Sunday in Oxford: Holy Eucharist and Evensong
St. Mary’s Church, ie. University Church, Oxford, England. This morning I had breakfast in the Castle and Gardens Café on the side of the church, then popped over to experience the Family Service. Next, the Holy Eucharist.
Breakfast was the most excellent sugary affair I’ve had! Espresso here is infinitely better than Starbucks. And the chocolate chip croissant was so “melty” and buttery. I could get really fat here with all these wonderful and interestingly foreign foods. I didn’t have enough courage, however, to try the traditional beans, bacon, and tomatoes. Perhaps next time. Yes, I really must buck up and be more adventurous!
The Family Service was adorable and heartwarming. I love hearing the British accent in little children’s voices. They sound like bells, pealing with cheer and mirth. And the hymns, so full of scripture and passionate desire for God are sung with humble voices. But humble as they are, they rise and reverberate against the ancient stone and wood of the cathedral until the music could not be more beautiful than the voices of angels.

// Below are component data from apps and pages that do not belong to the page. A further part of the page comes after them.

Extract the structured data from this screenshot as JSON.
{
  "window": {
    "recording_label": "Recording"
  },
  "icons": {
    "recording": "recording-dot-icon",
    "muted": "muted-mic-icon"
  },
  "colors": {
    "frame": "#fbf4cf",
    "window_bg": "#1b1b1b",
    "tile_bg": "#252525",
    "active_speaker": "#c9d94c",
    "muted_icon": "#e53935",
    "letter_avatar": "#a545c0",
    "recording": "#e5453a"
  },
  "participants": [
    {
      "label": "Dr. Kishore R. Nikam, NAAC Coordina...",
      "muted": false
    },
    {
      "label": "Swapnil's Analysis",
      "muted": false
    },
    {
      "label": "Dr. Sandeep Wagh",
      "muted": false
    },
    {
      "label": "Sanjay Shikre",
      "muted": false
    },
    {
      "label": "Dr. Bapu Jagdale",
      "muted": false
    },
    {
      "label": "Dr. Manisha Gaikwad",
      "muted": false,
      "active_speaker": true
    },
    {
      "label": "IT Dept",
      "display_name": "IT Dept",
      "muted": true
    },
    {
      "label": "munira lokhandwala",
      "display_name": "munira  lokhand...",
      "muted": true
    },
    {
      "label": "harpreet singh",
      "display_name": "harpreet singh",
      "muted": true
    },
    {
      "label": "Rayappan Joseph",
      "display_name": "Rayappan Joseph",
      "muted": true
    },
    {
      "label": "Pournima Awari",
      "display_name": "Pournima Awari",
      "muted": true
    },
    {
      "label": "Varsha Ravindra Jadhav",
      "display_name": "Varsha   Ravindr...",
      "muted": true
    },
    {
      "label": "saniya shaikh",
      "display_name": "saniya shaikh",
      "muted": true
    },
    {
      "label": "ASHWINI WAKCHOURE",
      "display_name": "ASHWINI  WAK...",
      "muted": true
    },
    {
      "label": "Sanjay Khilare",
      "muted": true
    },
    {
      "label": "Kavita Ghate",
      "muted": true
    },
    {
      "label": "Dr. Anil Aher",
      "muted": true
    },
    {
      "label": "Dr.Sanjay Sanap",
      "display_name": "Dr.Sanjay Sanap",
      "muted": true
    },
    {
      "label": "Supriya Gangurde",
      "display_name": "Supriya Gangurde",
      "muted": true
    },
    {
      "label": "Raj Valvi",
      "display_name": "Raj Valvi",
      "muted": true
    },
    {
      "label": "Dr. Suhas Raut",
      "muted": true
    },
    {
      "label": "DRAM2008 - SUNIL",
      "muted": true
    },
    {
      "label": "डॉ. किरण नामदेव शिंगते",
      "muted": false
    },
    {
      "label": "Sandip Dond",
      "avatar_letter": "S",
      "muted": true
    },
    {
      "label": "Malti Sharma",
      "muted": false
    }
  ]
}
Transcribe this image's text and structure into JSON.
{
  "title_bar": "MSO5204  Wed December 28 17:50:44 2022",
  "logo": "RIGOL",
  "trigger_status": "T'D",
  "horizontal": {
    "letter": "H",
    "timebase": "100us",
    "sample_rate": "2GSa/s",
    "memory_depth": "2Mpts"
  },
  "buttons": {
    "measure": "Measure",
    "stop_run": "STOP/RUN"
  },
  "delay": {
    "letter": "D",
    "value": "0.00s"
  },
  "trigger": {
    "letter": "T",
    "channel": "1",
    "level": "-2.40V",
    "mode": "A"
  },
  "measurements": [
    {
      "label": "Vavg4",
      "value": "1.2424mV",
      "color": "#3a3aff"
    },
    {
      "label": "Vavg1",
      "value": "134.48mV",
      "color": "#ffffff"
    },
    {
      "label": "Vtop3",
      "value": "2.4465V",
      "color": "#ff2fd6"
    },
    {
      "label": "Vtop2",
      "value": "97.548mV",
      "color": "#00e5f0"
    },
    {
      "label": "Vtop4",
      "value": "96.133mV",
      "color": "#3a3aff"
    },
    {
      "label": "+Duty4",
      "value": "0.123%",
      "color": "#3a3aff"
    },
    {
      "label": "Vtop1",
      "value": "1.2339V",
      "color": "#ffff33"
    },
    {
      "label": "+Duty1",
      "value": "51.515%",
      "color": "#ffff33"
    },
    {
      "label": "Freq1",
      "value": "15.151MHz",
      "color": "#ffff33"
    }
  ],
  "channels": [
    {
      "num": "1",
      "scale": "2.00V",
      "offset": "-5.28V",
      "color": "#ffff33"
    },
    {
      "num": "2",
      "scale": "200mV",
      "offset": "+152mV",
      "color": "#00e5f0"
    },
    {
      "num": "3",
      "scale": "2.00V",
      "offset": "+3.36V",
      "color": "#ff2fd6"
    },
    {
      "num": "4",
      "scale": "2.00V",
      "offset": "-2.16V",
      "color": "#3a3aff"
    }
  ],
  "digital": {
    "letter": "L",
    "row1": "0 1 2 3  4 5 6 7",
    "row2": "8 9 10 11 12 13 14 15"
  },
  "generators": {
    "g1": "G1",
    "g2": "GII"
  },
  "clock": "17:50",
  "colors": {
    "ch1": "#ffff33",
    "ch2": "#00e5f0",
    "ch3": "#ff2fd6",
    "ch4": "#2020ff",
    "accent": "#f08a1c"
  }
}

Holy Eucharist was also moving. There is something very holy and humbling feeling about kneeling in church. (The fact that the priests do not does make one feel lower than them and less holy upon reflection, but after meeting them, I did not find they furthered that appearance.) I love the hymns and the beautiful sounds of the choir in those ancient vaulted cathedrals. The articulate details and ornate artistry of the architecture and the beautiful stained glass windows give a feast for my eyes. My senses were overwhelmed and I was often almost moved to tears with the beauty of it all. They might not all have the right desires or ways to go about drawing near to God, but some must to have devoted so much time and immaculate work into these places of worship.
I found Evensong that night at Christ Church gave me the same sensations. The boys choir there is wonderful. However, I did miss not being able to be more apart of the service. Their voices would have been marred by ours. I understand. But I missed joining in and giving my own praise. It must be very hard to be a child in a church like this. It makes my memories of church worship services as a child even dearer, where it was common for me to be before the altar with all the other little children, dancing with abandon and joy to Jesus. The structure of High Church is beautiful and does cause me to pray and reflect in wonder at my God, but it does not allow me to express it. I do not feel free. And I wonder what Jesus would do if He walked in as a man to one of these services.